Directions
Exact reproduction of every entry is required.

::::::::

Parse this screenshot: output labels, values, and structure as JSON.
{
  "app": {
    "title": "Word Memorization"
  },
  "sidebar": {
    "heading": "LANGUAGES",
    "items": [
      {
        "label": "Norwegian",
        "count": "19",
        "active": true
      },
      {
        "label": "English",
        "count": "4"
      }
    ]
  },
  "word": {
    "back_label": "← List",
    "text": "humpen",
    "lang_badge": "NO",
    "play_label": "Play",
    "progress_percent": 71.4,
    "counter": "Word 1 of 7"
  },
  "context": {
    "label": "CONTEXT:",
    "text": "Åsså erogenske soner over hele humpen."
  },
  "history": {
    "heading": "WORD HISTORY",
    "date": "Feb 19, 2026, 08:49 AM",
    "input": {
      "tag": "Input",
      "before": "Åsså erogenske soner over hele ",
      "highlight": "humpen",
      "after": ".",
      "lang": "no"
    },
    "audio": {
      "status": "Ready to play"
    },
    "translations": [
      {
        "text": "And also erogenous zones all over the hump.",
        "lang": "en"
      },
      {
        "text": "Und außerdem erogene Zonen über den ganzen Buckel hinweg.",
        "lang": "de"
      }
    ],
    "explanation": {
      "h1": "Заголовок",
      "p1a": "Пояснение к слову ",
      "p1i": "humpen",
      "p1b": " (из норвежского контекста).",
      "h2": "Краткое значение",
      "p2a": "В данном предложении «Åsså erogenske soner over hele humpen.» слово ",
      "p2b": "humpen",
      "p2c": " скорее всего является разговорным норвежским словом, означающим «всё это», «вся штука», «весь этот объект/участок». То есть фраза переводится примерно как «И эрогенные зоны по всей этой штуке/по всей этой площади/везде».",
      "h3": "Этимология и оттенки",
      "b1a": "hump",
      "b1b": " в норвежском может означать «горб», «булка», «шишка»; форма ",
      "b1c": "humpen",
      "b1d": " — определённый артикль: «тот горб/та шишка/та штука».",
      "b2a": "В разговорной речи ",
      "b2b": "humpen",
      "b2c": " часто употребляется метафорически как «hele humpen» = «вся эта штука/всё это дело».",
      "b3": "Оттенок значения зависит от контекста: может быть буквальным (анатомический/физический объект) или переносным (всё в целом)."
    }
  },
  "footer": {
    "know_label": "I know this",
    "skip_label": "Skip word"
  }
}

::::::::

Task solution
Parse this screenshot: output labels, values, and structure as JSON.
{
  "app": {
    "title": "Word Memorization"
  },
  "sidebar": {
    "heading": "LANGUAGES",
    "items": [
      {
        "label": "Norwegian",
        "count": "19",
        "active": true
      },
      {
        "label": "English",
        "count": "4"
      }
    ]
  },
  "word": {
    "back_label": "← List",
    "text": "humpen",
    "lang_badge": "NO",
    "play_label": "Play",
    "progress_percent": 71.4,
    "counter": "Word 1 of 7"
  },
  "context": {
    "label": "CONTEXT:",
    "text": "Åsså erogenske soner over hele humpen."
  },
  "history": {
    "heading": "WORD HISTORY",
    "date": "Feb 19, 2026, 08:49 AM",
    "input": {
      "tag": "Input",
      "before": "Åsså erogenske soner over hele ",
      "highlight": "humpen",
      "after": ".",
      "lang": "no"
    },
    "audio": {
      "status": "Ready to play"
    },
    "translations": [
      {
        "text": "And also erogenous zones all over the hump.",
        "lang": "en"
      },
      {
        "text": "Und außerdem erogene Zonen über den ganzen Buckel hinweg.",
        "lang": "de"
      }
    ],
    "explanation": {
      "h1": "Заголовок",
      "p1a": "Пояснение к слову ",
      "p1i": "humpen",
      "p1b": " (из норвежского контекста).",
      "h2": "Краткое значение",
      "p2a": "В данном предложении «Åsså erogenske soner over hele humpen.» слово ",
      "p2b": "humpen",
      "p2c": " скорее всего является разговорным норвежским словом, означающим «всё это», «вся штука», «весь этот объект/участок». То есть фраза переводится примерно как «И эрогенные зоны по всей этой штуке/по всей этой площади/везде».",
      "h3": "Этимология и оттенки",
      "b1a": "hump",
      "b1b": " в норвежском может означать «горб», «булка», «шишка»; форма ",
      "b1c": "humpen",
      "b1d": " — определённый артикль: «тот горб/та шишка/та штука».",
      "b2a": "В разговорной речи ",
      "b2b": "humpen",
      "b2c": " часто употребляется метафорически как «hele humpen» = «вся эта штука/всё это дело».",
      "b3": "Оттенок значения зависит от контекста: может быть буквальным (анатомический/физический объект) или переносным (всё в целом)."
    }
  },
  "footer": {
    "know_label": "I know this",
    "skip_label": "Skip word"
  }
}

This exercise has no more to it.